A reader writes: “I note that you like to give tests in your workshops and disagree with that approach. I believe that a good trainer does not need to embarrass their students by testing them and possibly putting them in such a stressful environment.”

First of all, thank you for your candor. I noted some of your feedback during the session and appreciate your clarification of my initial assumptions. The class in question has a required testing element for a person to receive their certification. I agree with this requirement since it helps many applicants to focus on the material and demonstrate their mastery of the subject. My challenge is to not only help the student pass the test but also get some practical application from my examples and exercises. I remember one student a few years ago who scored very high on the written exam but still did not have a clue as to how to apply the principles at her contracts. I believe, that over time, she will relate the “book learning” to her real world experiences and come out quite well.

I do not look at testing as a win/lose proposition; rather there is something for all of us to learn from the experience. I never intentionally embarrass a student in my class and do my best to use their mistakes and errors to reemphasize the correct information in a kindly way. If they already knew all the information, why are they attending the class? Also, please understand that I look at testing as a way of evaluating my own training abilities and take the challenge of covering the material thoroughly as very important. If I do my job as best I can and the students are motivated to learn, we have a win/win outcome.

As I stated to the class you attended: “If there is no change in attitude (knowledge) and action (utilizing that knowledge), I have failed the student but also the student has failed to be engaged as well. It is a two way street. Your comments and questions are important. I hope to hear from you soon. Until then, keep it clean...

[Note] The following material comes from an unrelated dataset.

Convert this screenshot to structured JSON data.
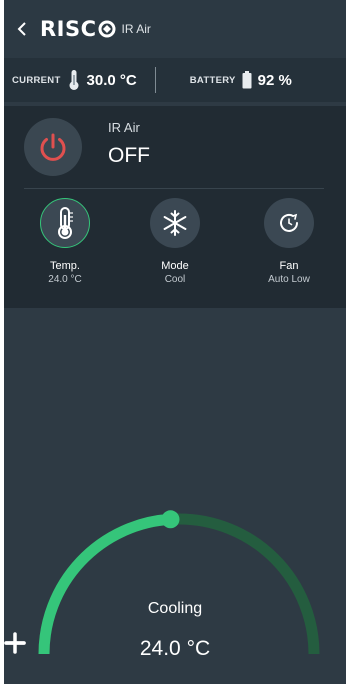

Mickey Crowe has been involved in the industry for over 35 years. He is a trainer, speaker and consultant. You can reach Mickey at 678-314-2171 or CTCG50@comcast.net.